The issue of people scatter willy-nilly in public places is not restricted to Britain. The Parks Authority on South Africa has needed to issue a statement telling people what they can and cant do when it comes to ashes and memorialisation.
Table Mountain National Park (near Cape Town) authority took to Facebook to put out a notice asking people not to simple do as they wished and respect the park and its’s guests…
“our rangers have also come across shrines and urns placed in memorial of loved ones who have passed on, we are sympathetic to your loss and understand that our park users would like to remember their loved ones in the park which they fondly used. However, SANParks considers it a contravention when an urn with cremated remains is buried, outside of an existing grave or burial site in a National Park, or without the knowledge of, or mandatory permission from management.

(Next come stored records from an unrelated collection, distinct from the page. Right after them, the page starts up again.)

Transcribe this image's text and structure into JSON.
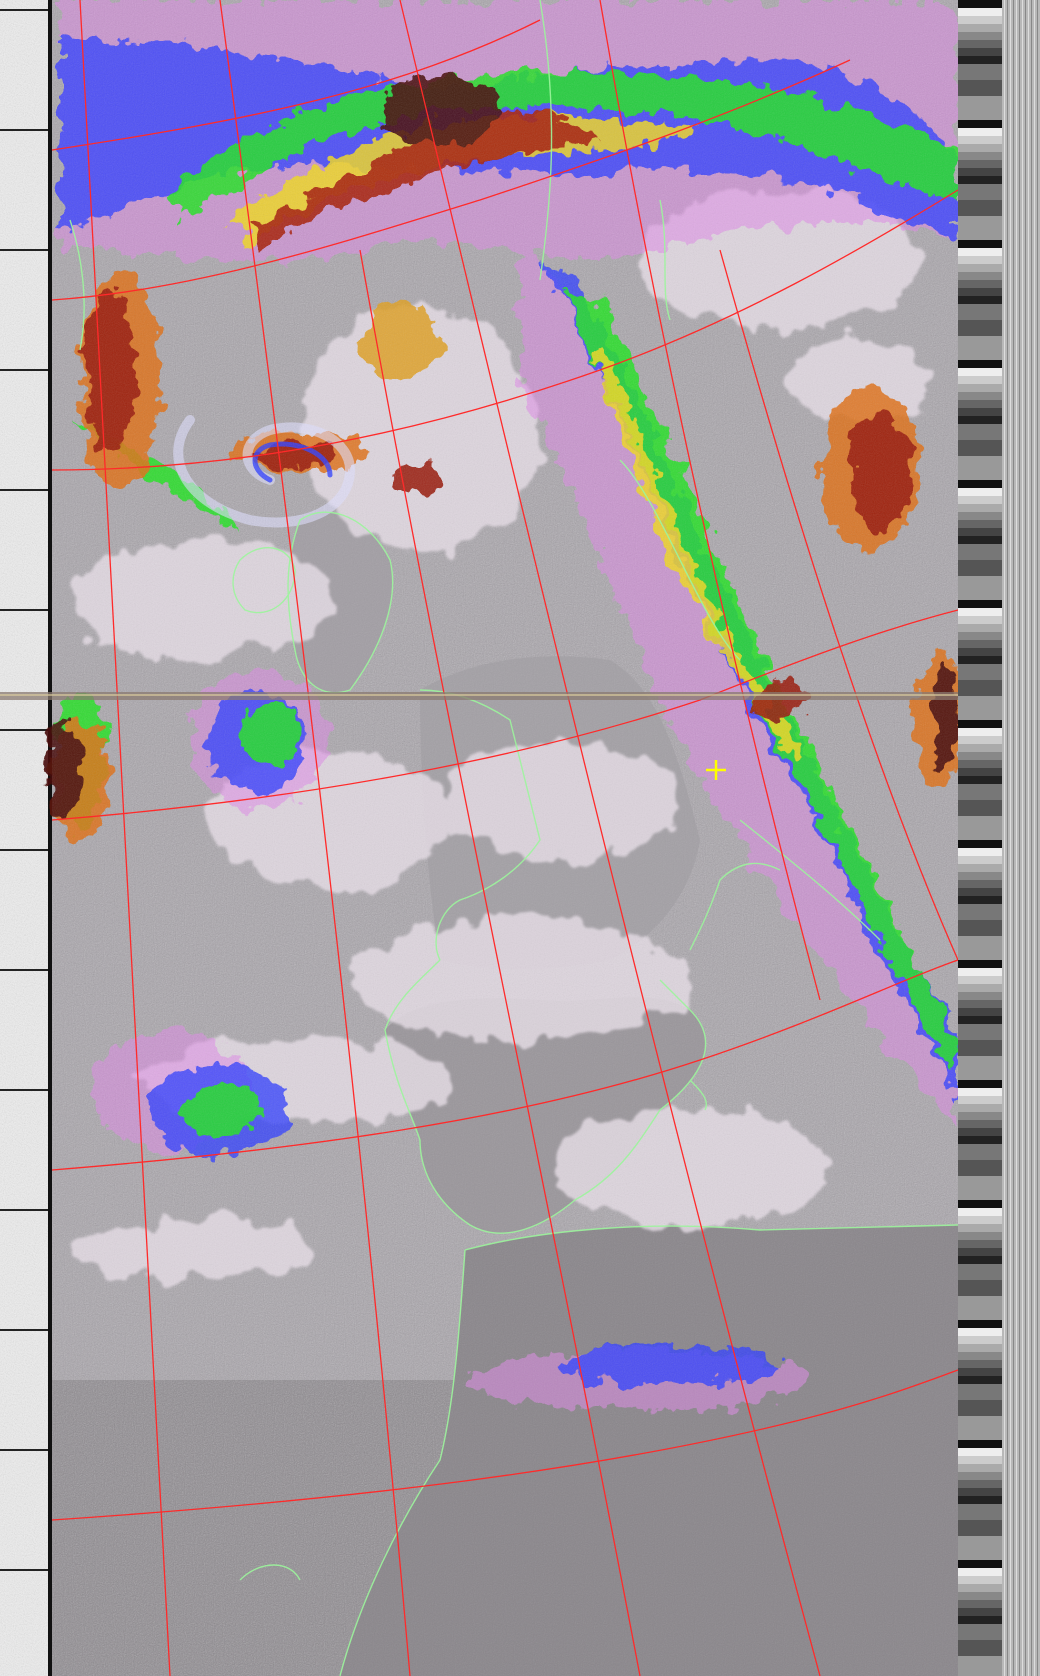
{
  "image": {
    "kind": "NOAA APT weather satellite image (MCIR false color)",
    "colors": {
      "background": "#000000",
      "telemetry_light": "#f4f4f4",
      "cloud_light": "#dcd2dc",
      "land_gray": "#8e8a8e",
      "sea_gray": "#a7a3a9",
      "magenta": "#e000e0",
      "blue": "#2038ff",
      "green": "#20e020",
      "yellow": "#f0e020",
      "orange": "#e07018",
      "red": "#b02010",
      "dark_red": "#4a0e08",
      "grid_red": "#ff2a2a",
      "coast_green": "#9cf59c",
      "marker_yellow": "#ffff00"
    },
    "icons": {
      "marker": "crosshair-plus-icon"
    }
  }
}
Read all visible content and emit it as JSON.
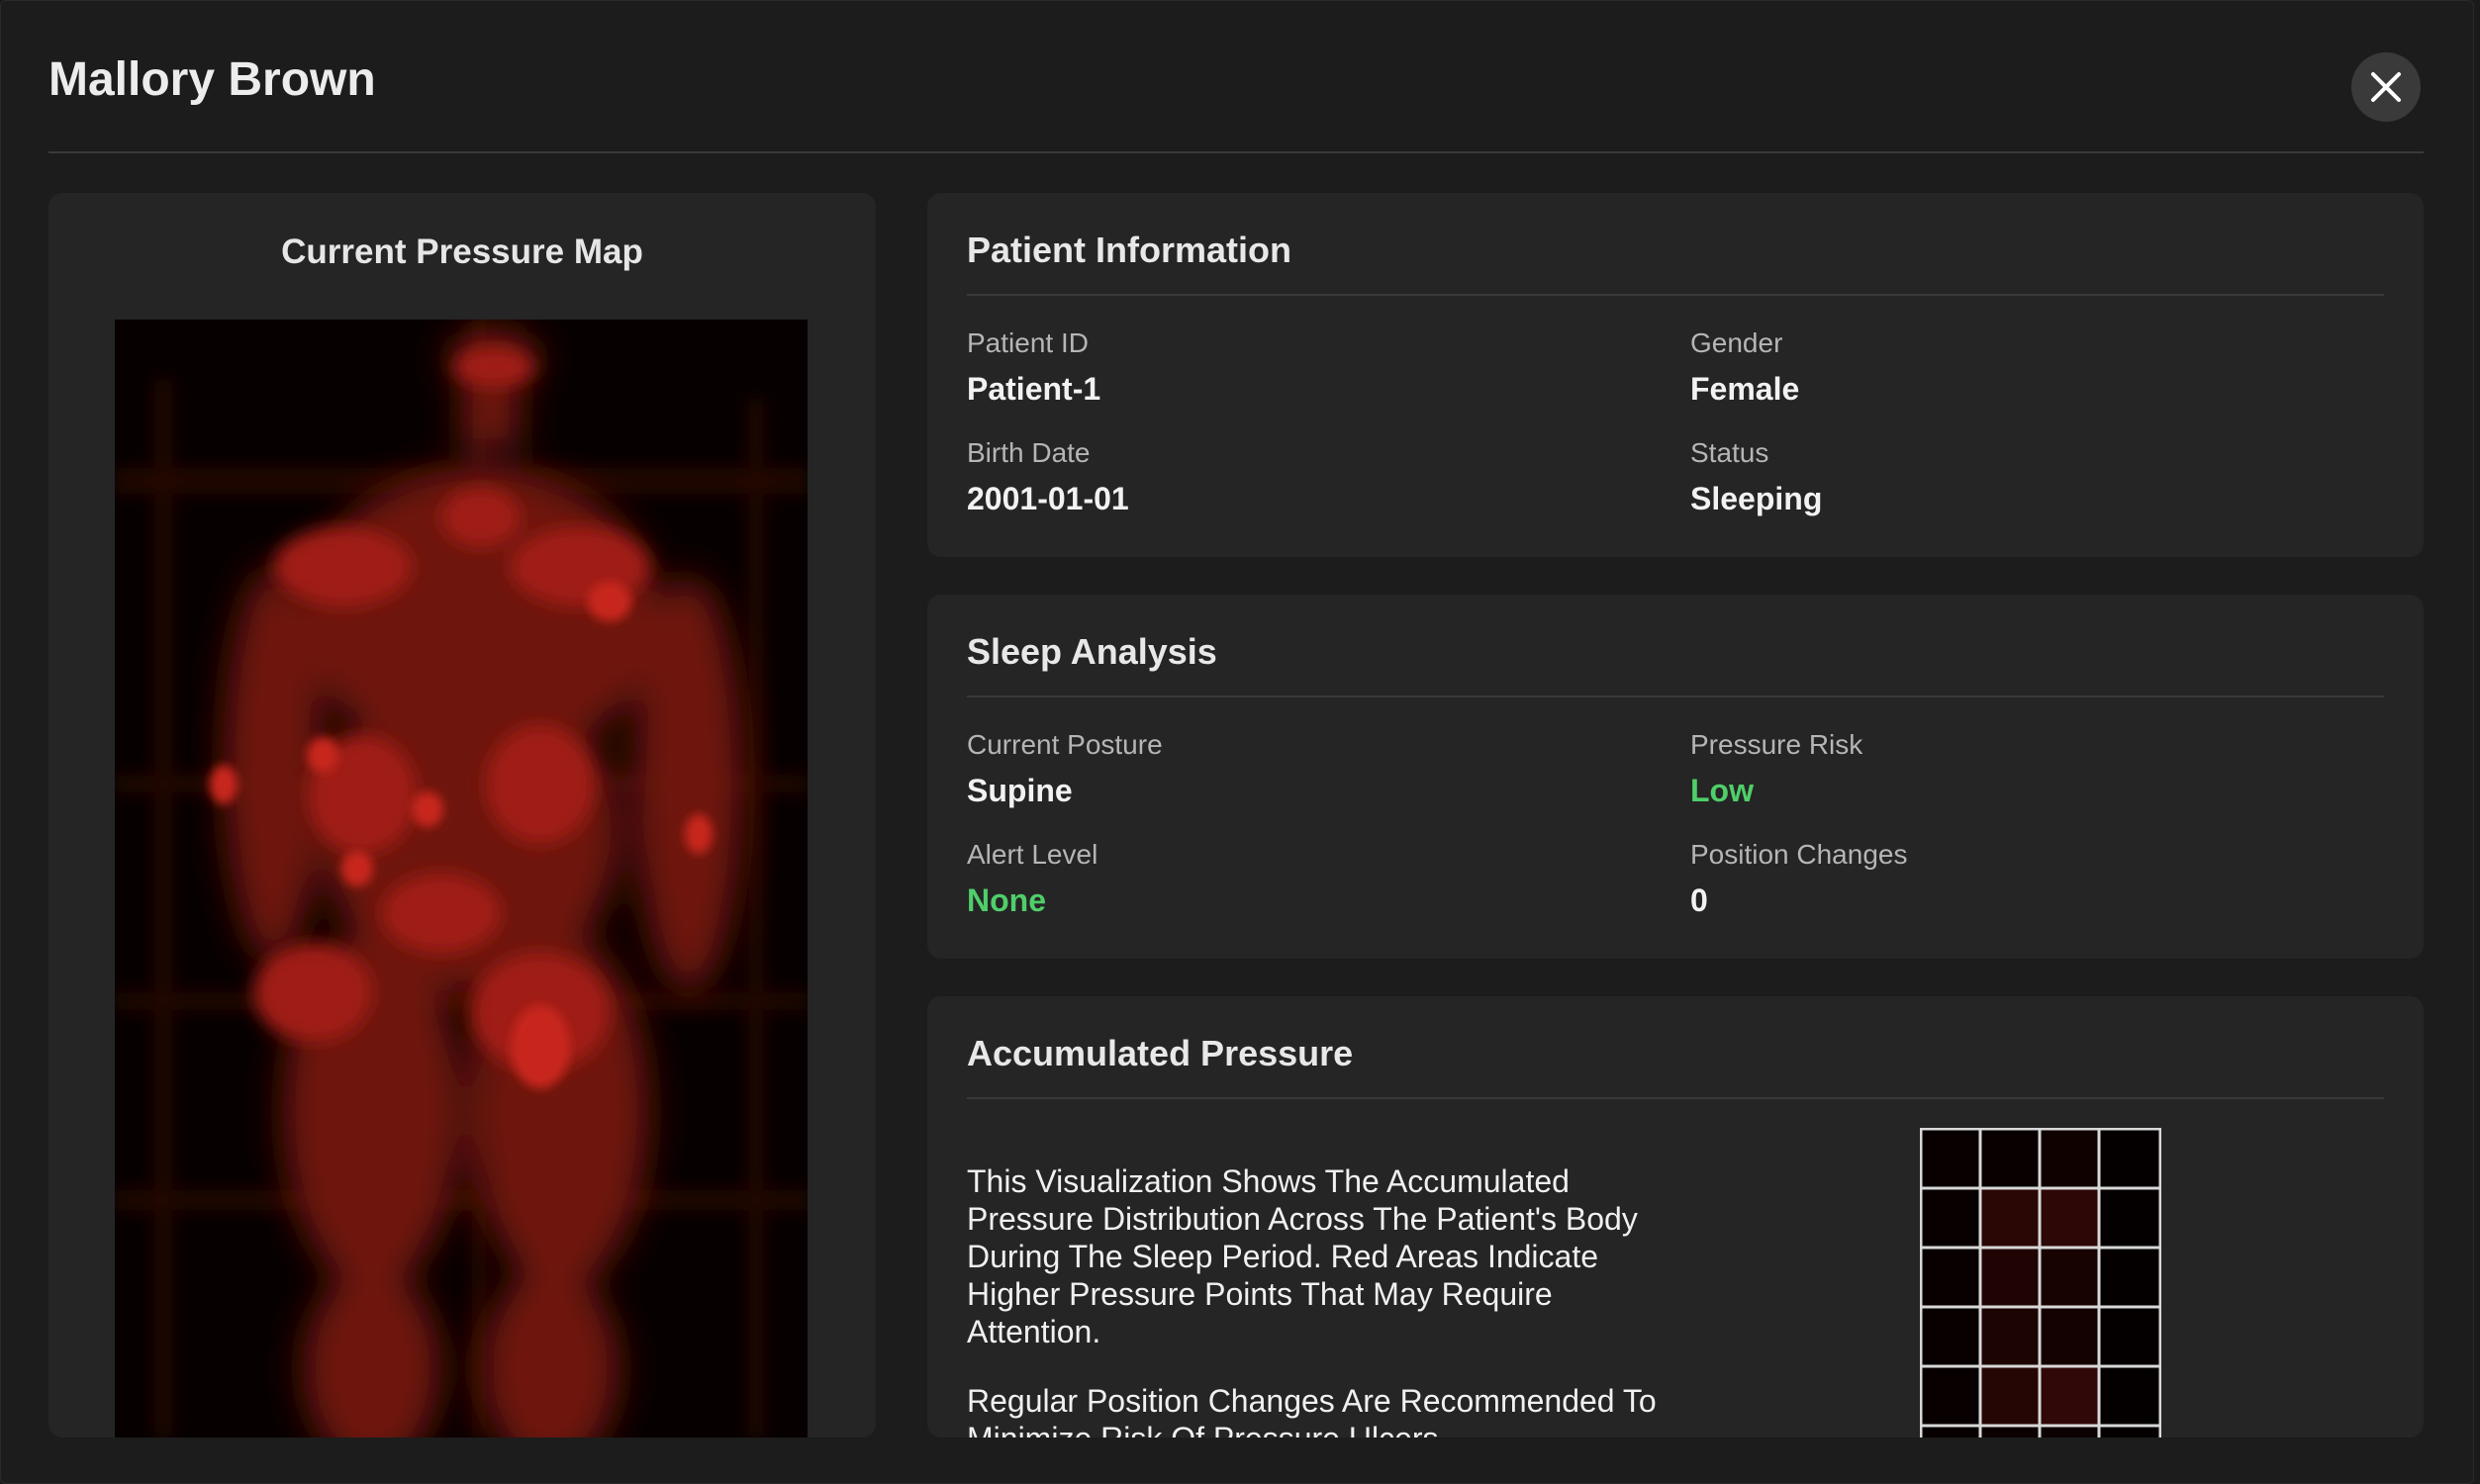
{
  "modal": {
    "title": "Mallory Brown",
    "close_icon": "close-icon"
  },
  "pressure_map": {
    "title": "Current Pressure Map"
  },
  "patient_info": {
    "title": "Patient Information",
    "fields": [
      {
        "label": "Patient ID",
        "value": "Patient-1"
      },
      {
        "label": "Gender",
        "value": "Female"
      },
      {
        "label": "Birth Date",
        "value": "2001-01-01"
      },
      {
        "label": "Status",
        "value": "Sleeping"
      }
    ]
  },
  "sleep_analysis": {
    "title": "Sleep Analysis",
    "fields": [
      {
        "label": "Current Posture",
        "value": "Supine"
      },
      {
        "label": "Pressure Risk",
        "value": "Low",
        "color": "#4fcf6a"
      },
      {
        "label": "Alert Level",
        "value": "None",
        "color": "#4fcf6a"
      },
      {
        "label": "Position Changes",
        "value": "0"
      }
    ]
  },
  "accumulated_pressure": {
    "title": "Accumulated Pressure",
    "paragraph_1": "This Visualization Shows The Accumulated Pressure Distribution Across The Patient's Body During The Sleep Period. Red Areas Indicate Higher Pressure Points That May Require Attention.",
    "paragraph_2": "Regular Position Changes Are Recommended To Minimize Risk Of Pressure Ulcers."
  },
  "colors": {
    "background": "#1c1c1c",
    "card": "#252525",
    "accent_green": "#4fcf6a",
    "pressure_red": "#c0201a"
  }
}
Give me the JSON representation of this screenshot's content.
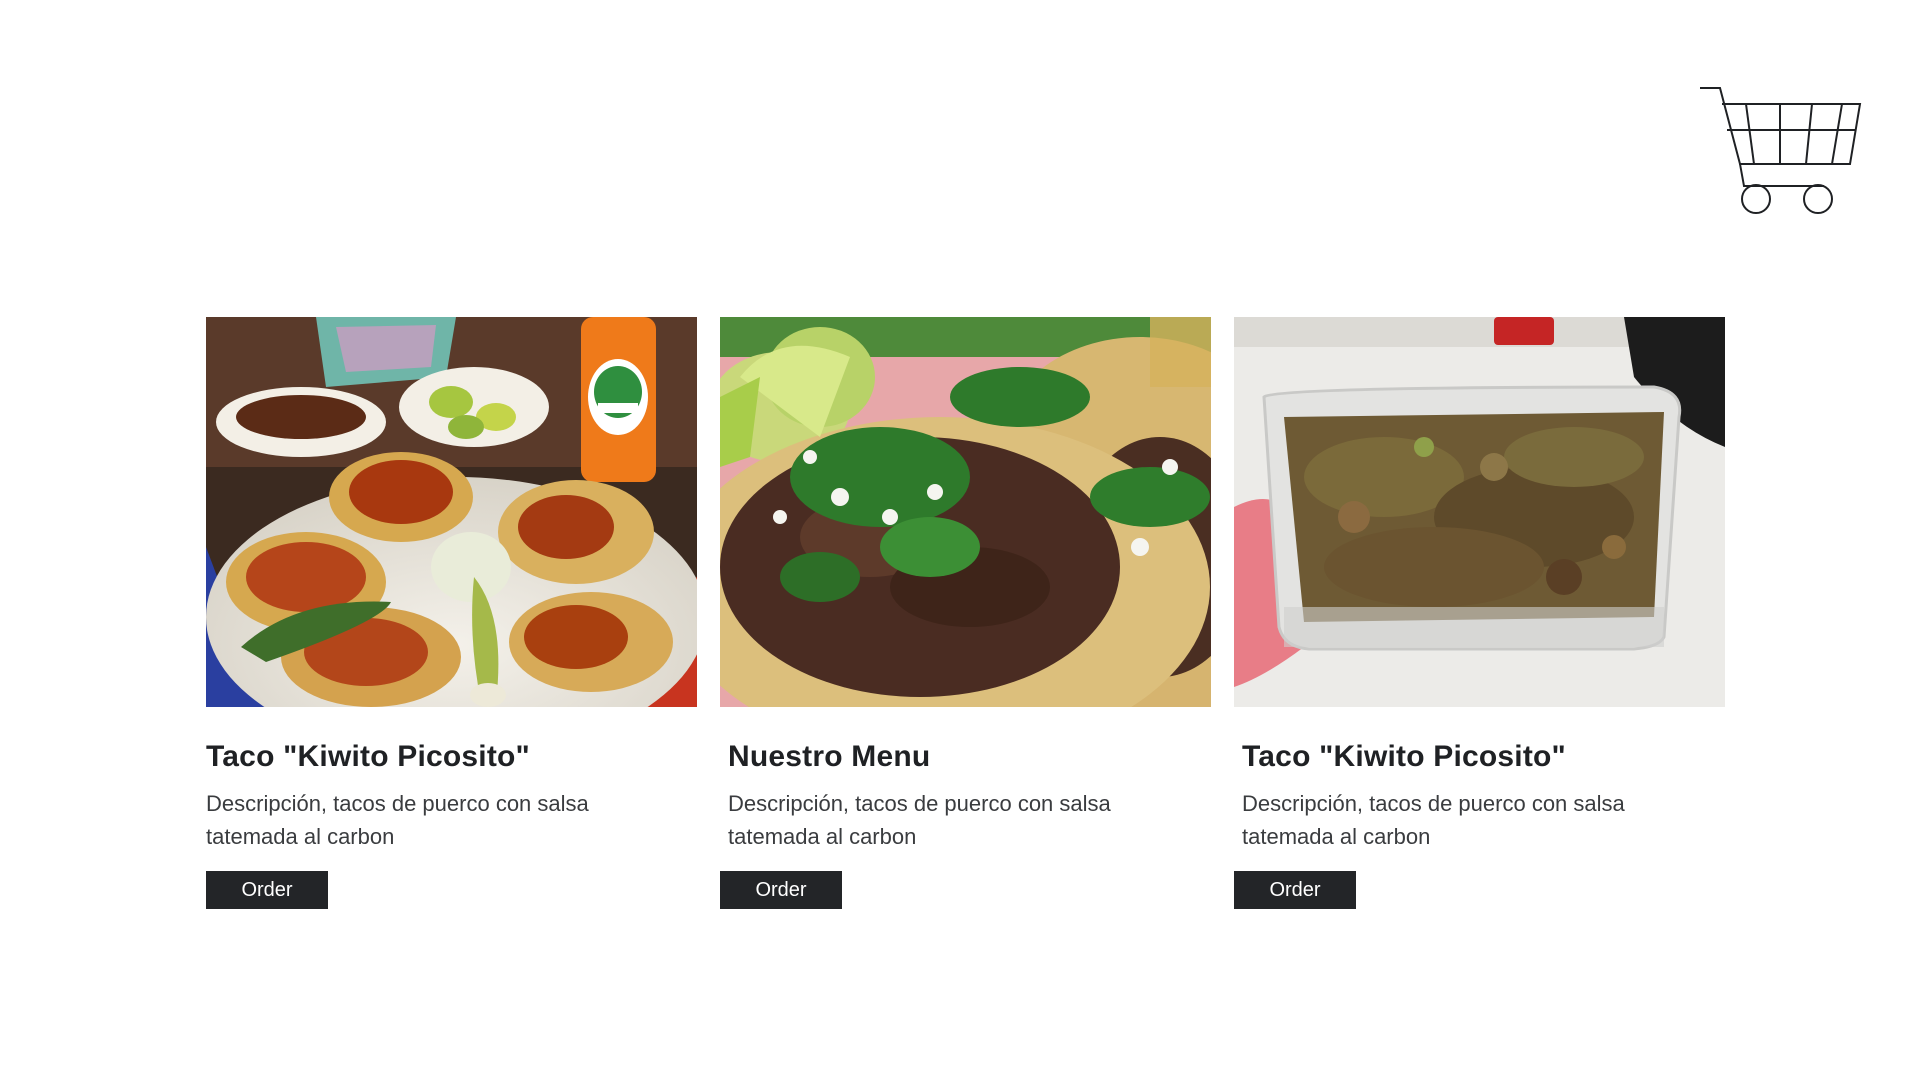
{
  "cart": {
    "icon": "shopping-cart-icon"
  },
  "colors": {
    "button_bg": "#232528",
    "button_text": "#ffffff",
    "title": "#1f2124",
    "body_text": "#3a3c3f"
  },
  "products": [
    {
      "image": "tacos-al-pastor-with-jarritos-mandarin",
      "title": "Taco \"Kiwito Picosito\"",
      "description": "Descripción, tacos de puerco con salsa tatemada al carbon",
      "button_label": "Order"
    },
    {
      "image": "carne-asada-tacos-with-cilantro-onion-lime",
      "title": "Nuestro Menu",
      "description": "Descripción, tacos de puerco con salsa tatemada al carbon",
      "button_label": "Order"
    },
    {
      "image": "seasoned-pork-in-plastic-container",
      "title": "Taco \"Kiwito Picosito\"",
      "description": "Descripción, tacos de puerco con salsa tatemada al carbon",
      "button_label": "Order"
    }
  ]
}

Should urns and shrines with ashes be found in a National Park, SANParks staff members will hand these over to the SAPS. The Park does not allow for the burial or placement of urns in any area but we do allow for the scattering of ashes at a designated area in the park. “
The comments appear to the general mix of people wishing to have their voiced heard, but generally supportive of the Authority.
I had a look to see if this was a problem elsewhere in. The Kruger National Park (up in the North East of the Country) appears to have a problem with this too. I a post dating from 2013
The authorities said:
This practice, which has been in place for years has reached a stage wherein management now finds containers, caskets/urns, small tombstones, crosses, memorials or other symbols of remembrance placed or attached against rocks, trees, look out points and other structures in the park; which is not allowed in a National Park.
We would like to inform people who place such items without permission from Management that their items would be removed as they contaminate the environment and detracts from the ambience of the Park. Not only is this a contravention of the National Environmental Management: Protection Areas Act No. 57 of 2003; but it is also disrespectful to other visitors to the KNP, said the conservation Manager, Dr Freek Venter.
As per the policy, visitors are welcome to send in written requests to scatter ashes in the bush or to place plaques/benches in memory of their loved ones but permission must be granted by Management beforehand. The relevant staff will then find the proper locality for them, in line with the conditions and relevant legislation; as long as no item is left behind and there is no private ceremony that may impact on the experience of other visitors.
It must also be noted that approval for these requests does not constitute current or future unrestricted, free access to the park nor does it allow exclusivity for family members over any other visitor to the Park.
So, the Parks get it. They are not saying NO they are saying do it properly let them know, ask their permission and do it sensitively. Interestingly on the Kruger post they added a picture of the problem –
People just leaving urns!! What-on-earth?! Anyway, this is issue provides a lovely metaphor that there is space for everyone to memorialise if they just show a little consideration for others…